The city’s outflow of residents in this age group was greater than the inflow, resulting in a net loss of 16,097 residents aged 25-34 (margin of error: 1,483), or 89 percent of the city’s net population loss (margin of error: 14.7 percent). This is a relatively large share, considering this group accounted for 23 percent of the city’s total population in 2019. Even when accounting for some of the relatively high margins of error in the data, the greatest loss in residents by age group is still those aged 25 to 34. 

In an upcoming publication, we will dissect these trends further, looking at what other groups left the city in the pandemic, whether or not these moves are permanent or temporary, and likely explanations for the city’s population loss.


Bailey McConnell

Former Research Director, Rivlin Initiative
D.C. Policy Center

Bailey McConnell is Research Director for the D.C. Policy Center’s Alice M. Rivlin Initiative for Economic Policy & Competitiveness. In this role, she assists with the management and implementation of the Policy Center’s economic and competitiveness research. Prior to joining the D.C. Policy Center, Bailey worked as a Research Analyst in the Washington, D.C. office of HR&A Advisors, a real estate consulting firm. She has also worked as an Legislative Intern with the House Committee on Energy and Commerce and as an Economic Opportunity and Financial Inclusion Intern with the National League of Cities. 
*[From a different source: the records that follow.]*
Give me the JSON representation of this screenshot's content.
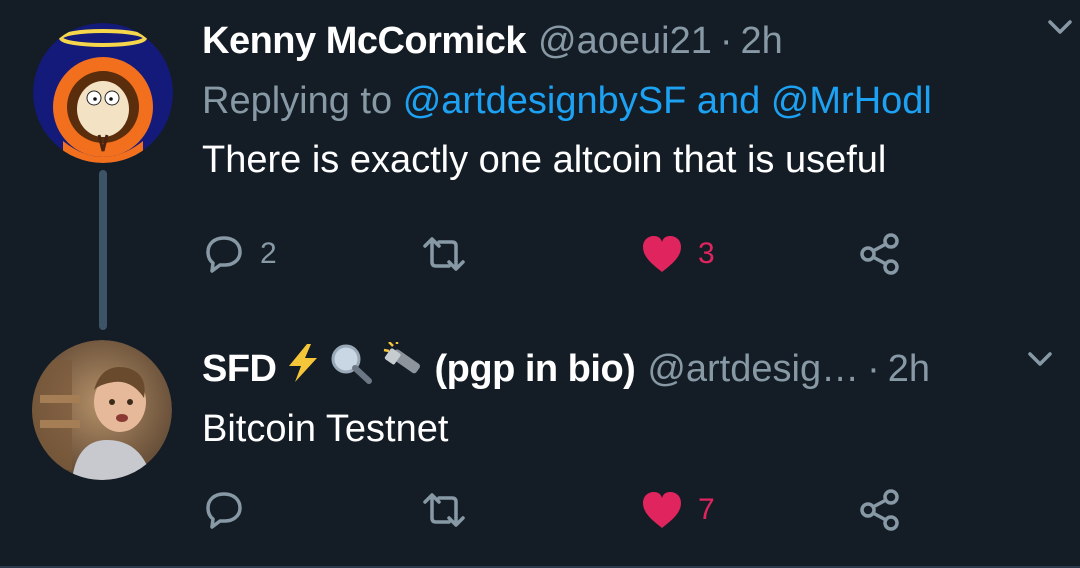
{
  "tweets": [
    {
      "author_name": "Kenny McCormick",
      "handle": "@aoeui21",
      "separator": "·",
      "time": "2h",
      "replying_prefix": "Replying to",
      "replying_mention_1": "@artdesignbySF",
      "replying_and": "and",
      "replying_mention_2": "@MrHodl",
      "text": "There is exactly one altcoin that is useful",
      "reply_count": "2",
      "retweet_count": "",
      "like_count": "3",
      "liked": true,
      "avatar_icon": "kenny-avatar-icon"
    },
    {
      "author_name": "SFD",
      "name_suffix": "(pgp in bio)",
      "name_emojis": [
        "lightning-icon",
        "magnifier-icon",
        "flashlight-icon"
      ],
      "handle": "@artdesig…",
      "separator": "·",
      "time": "2h",
      "text": "Bitcoin Testnet",
      "reply_count": "",
      "retweet_count": "",
      "like_count": "7",
      "liked": true,
      "avatar_icon": "child-photo-avatar"
    }
  ],
  "colors": {
    "background": "#141d26",
    "secondary_text": "#8899a6",
    "link": "#1da1f2",
    "like": "#e0245e",
    "thread_line": "#3d5466"
  }
}
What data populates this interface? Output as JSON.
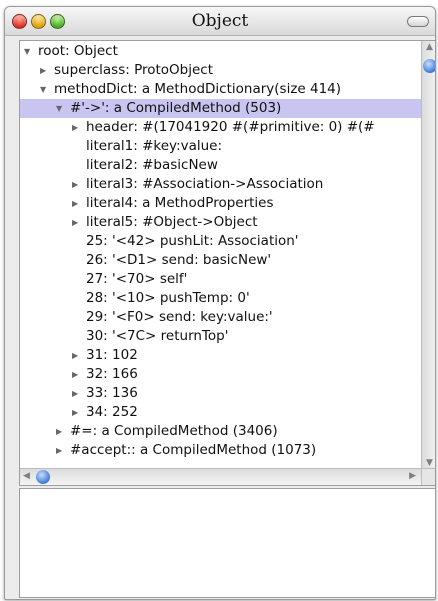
{
  "window": {
    "title": "Object"
  },
  "tree": {
    "rows": [
      {
        "depth": 0,
        "expander": "expanded",
        "text": "root: Object",
        "selected": false
      },
      {
        "depth": 1,
        "expander": "collapsed",
        "text": "superclass: ProtoObject",
        "selected": false
      },
      {
        "depth": 1,
        "expander": "expanded",
        "text": "methodDict: a MethodDictionary(size 414)",
        "selected": false
      },
      {
        "depth": 2,
        "expander": "expanded",
        "text": "#'->': a CompiledMethod (503)",
        "selected": true
      },
      {
        "depth": 3,
        "expander": "collapsed",
        "text": "header: #(17041920 #(#primitive: 0) #(#",
        "selected": false
      },
      {
        "depth": 3,
        "expander": "none",
        "text": "literal1: #key:value:",
        "selected": false
      },
      {
        "depth": 3,
        "expander": "none",
        "text": "literal2: #basicNew",
        "selected": false
      },
      {
        "depth": 3,
        "expander": "collapsed",
        "text": "literal3: #Association->Association",
        "selected": false
      },
      {
        "depth": 3,
        "expander": "collapsed",
        "text": "literal4: a MethodProperties",
        "selected": false
      },
      {
        "depth": 3,
        "expander": "collapsed",
        "text": "literal5: #Object->Object",
        "selected": false
      },
      {
        "depth": 3,
        "expander": "none",
        "text": "25: '<42> pushLit: Association'",
        "selected": false
      },
      {
        "depth": 3,
        "expander": "none",
        "text": "26: '<D1> send: basicNew'",
        "selected": false
      },
      {
        "depth": 3,
        "expander": "none",
        "text": "27: '<70> self'",
        "selected": false
      },
      {
        "depth": 3,
        "expander": "none",
        "text": "28: '<10> pushTemp: 0'",
        "selected": false
      },
      {
        "depth": 3,
        "expander": "none",
        "text": "29: '<F0> send: key:value:'",
        "selected": false
      },
      {
        "depth": 3,
        "expander": "none",
        "text": "30: '<7C> returnTop'",
        "selected": false
      },
      {
        "depth": 3,
        "expander": "collapsed",
        "text": "31: 102",
        "selected": false
      },
      {
        "depth": 3,
        "expander": "collapsed",
        "text": "32: 166",
        "selected": false
      },
      {
        "depth": 3,
        "expander": "collapsed",
        "text": "33: 136",
        "selected": false
      },
      {
        "depth": 3,
        "expander": "collapsed",
        "text": "34: 252",
        "selected": false
      },
      {
        "depth": 2,
        "expander": "collapsed",
        "text": "#=: a CompiledMethod (3406)",
        "selected": false
      },
      {
        "depth": 2,
        "expander": "collapsed",
        "text": "#accept:: a CompiledMethod (1073)",
        "selected": false
      }
    ]
  },
  "text_pane": {
    "content": ""
  }
}
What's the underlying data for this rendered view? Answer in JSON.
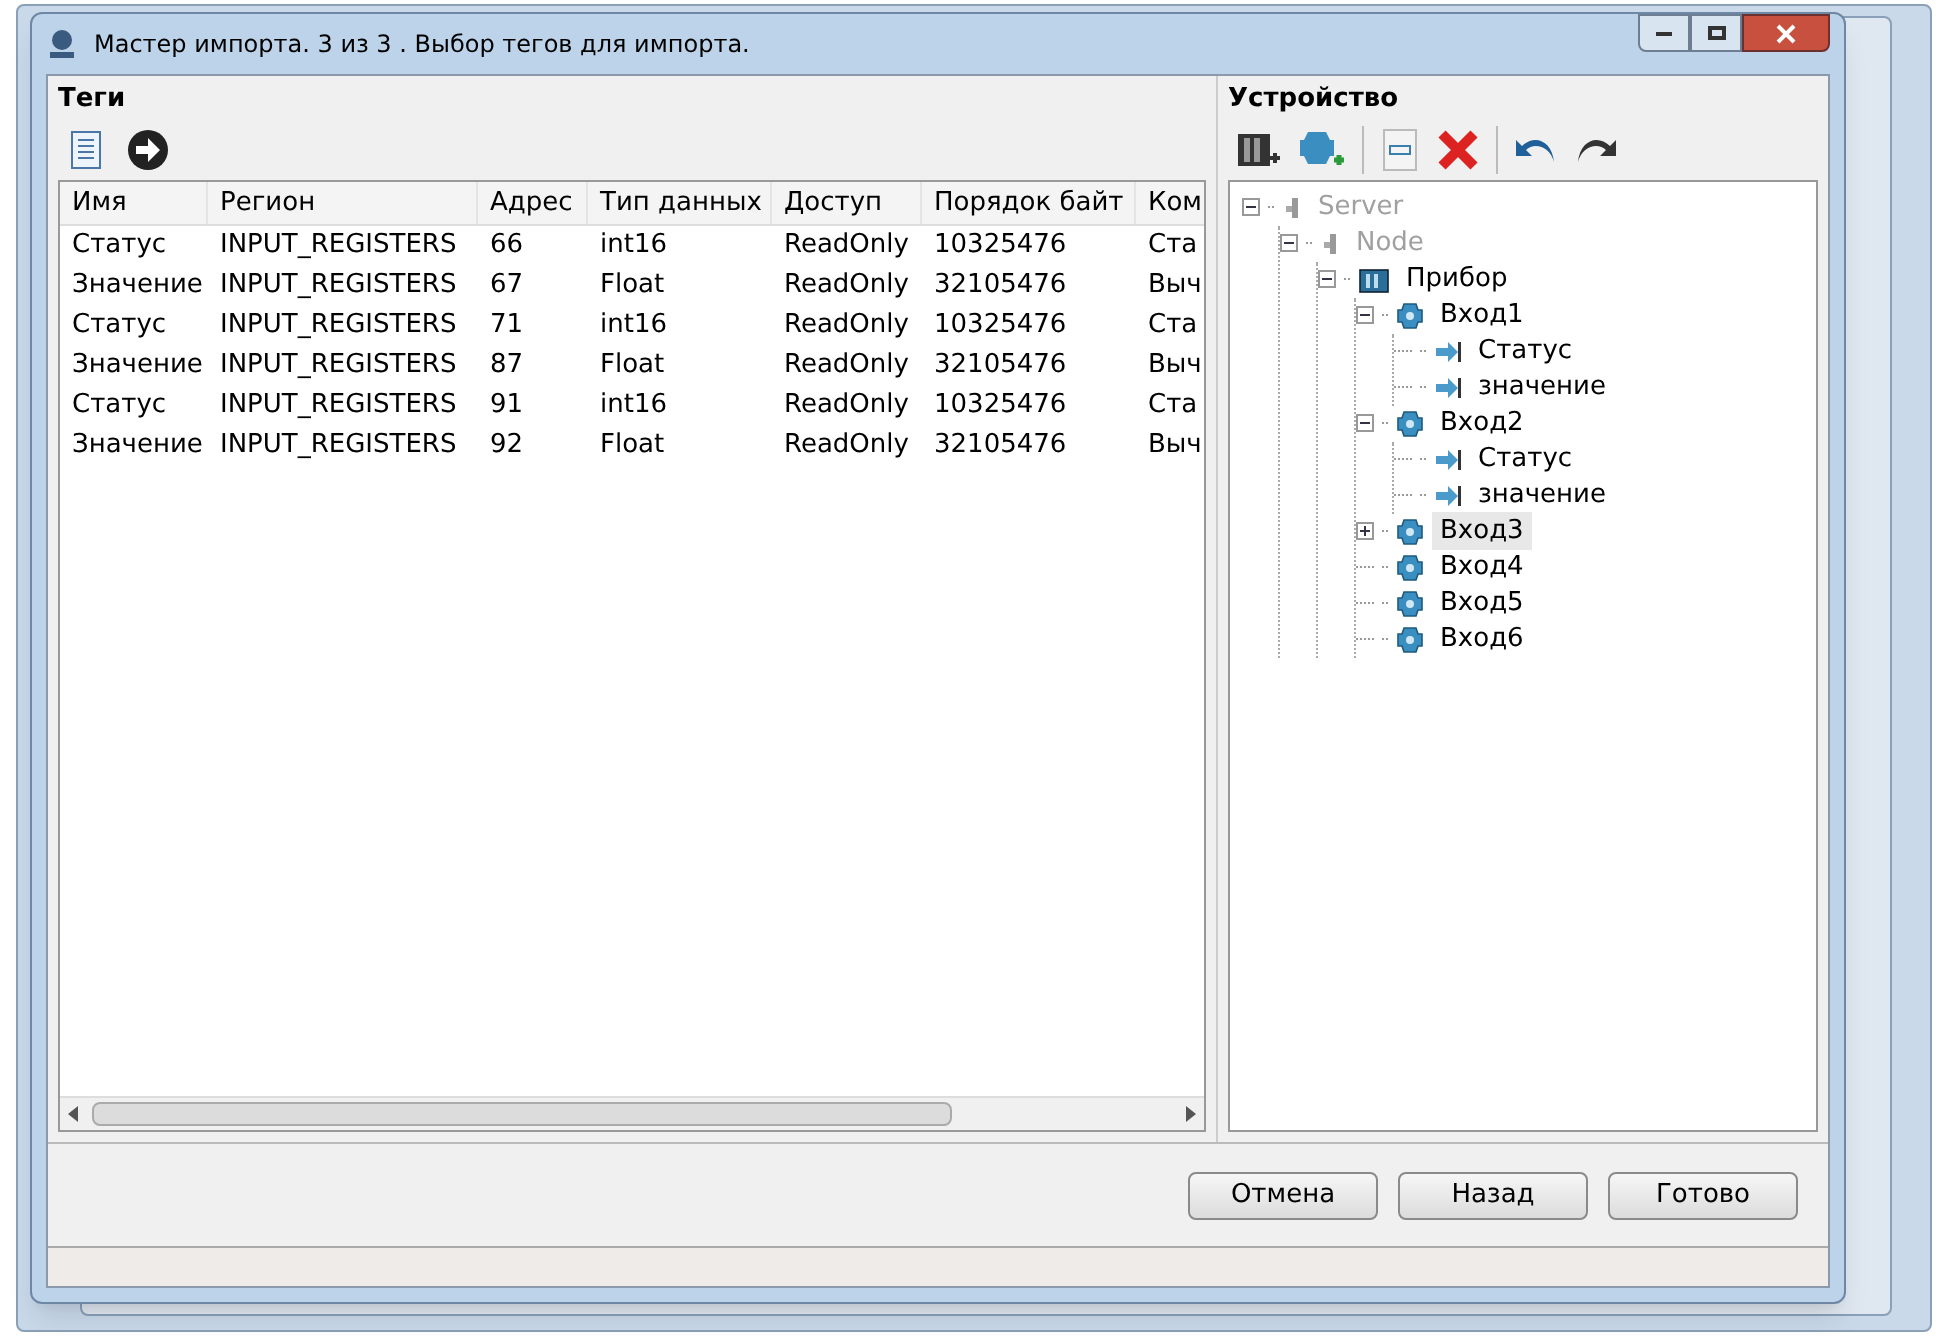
{
  "window": {
    "title": "Мастер импорта. 3 из 3 . Выбор тегов для импорта."
  },
  "tags_panel": {
    "title": "Теги",
    "table": {
      "columns": [
        "Имя",
        "Регион",
        "Адрес",
        "Тип данных",
        "Доступ",
        "Порядок байт",
        "Ком"
      ],
      "rows": [
        [
          "Статус",
          "INPUT_REGISTERS",
          "66",
          "int16",
          "ReadOnly",
          "10325476",
          "Ста"
        ],
        [
          "Значение",
          "INPUT_REGISTERS",
          "67",
          "Float",
          "ReadOnly",
          "32105476",
          "Выч"
        ],
        [
          "Статус",
          "INPUT_REGISTERS",
          "71",
          "int16",
          "ReadOnly",
          "10325476",
          "Ста"
        ],
        [
          "Значение",
          "INPUT_REGISTERS",
          "87",
          "Float",
          "ReadOnly",
          "32105476",
          "Выч"
        ],
        [
          "Статус",
          "INPUT_REGISTERS",
          "91",
          "int16",
          "ReadOnly",
          "10325476",
          "Ста"
        ],
        [
          "Значение",
          "INPUT_REGISTERS",
          "92",
          "Float",
          "ReadOnly",
          "32105476",
          "Выч"
        ]
      ]
    }
  },
  "device_panel": {
    "title": "Устройство",
    "tree": [
      {
        "label": "Server",
        "kind": "server",
        "disabled": true,
        "expanded": true,
        "selected": false,
        "children": [
          {
            "label": "Node",
            "kind": "node",
            "disabled": true,
            "expanded": true,
            "selected": false,
            "children": [
              {
                "label": "Прибор",
                "kind": "device",
                "disabled": false,
                "expanded": true,
                "selected": false,
                "children": [
                  {
                    "label": "Вход1",
                    "kind": "input",
                    "disabled": false,
                    "expanded": true,
                    "selected": false,
                    "children": [
                      {
                        "label": "Статус",
                        "kind": "tag",
                        "disabled": false,
                        "selected": false
                      },
                      {
                        "label": "значение",
                        "kind": "tag",
                        "disabled": false,
                        "selected": false
                      }
                    ]
                  },
                  {
                    "label": "Вход2",
                    "kind": "input",
                    "disabled": false,
                    "expanded": true,
                    "selected": false,
                    "children": [
                      {
                        "label": "Статус",
                        "kind": "tag",
                        "disabled": false,
                        "selected": false
                      },
                      {
                        "label": "значение",
                        "kind": "tag",
                        "disabled": false,
                        "selected": false
                      }
                    ]
                  },
                  {
                    "label": "Вход3",
                    "kind": "input",
                    "disabled": false,
                    "expanded": false,
                    "selected": true
                  },
                  {
                    "label": "Вход4",
                    "kind": "input",
                    "disabled": false,
                    "selected": false
                  },
                  {
                    "label": "Вход5",
                    "kind": "input",
                    "disabled": false,
                    "selected": false
                  },
                  {
                    "label": "Вход6",
                    "kind": "input",
                    "disabled": false,
                    "selected": false
                  }
                ]
              }
            ]
          }
        ]
      }
    ]
  },
  "buttons": [
    "Отмена",
    "Назад",
    "Готово"
  ]
}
Bailey is originally from Pittsburgh, Pennsylvania and holds a bachelor’s degree in Economics from Boston University. 

You can reach Bailey at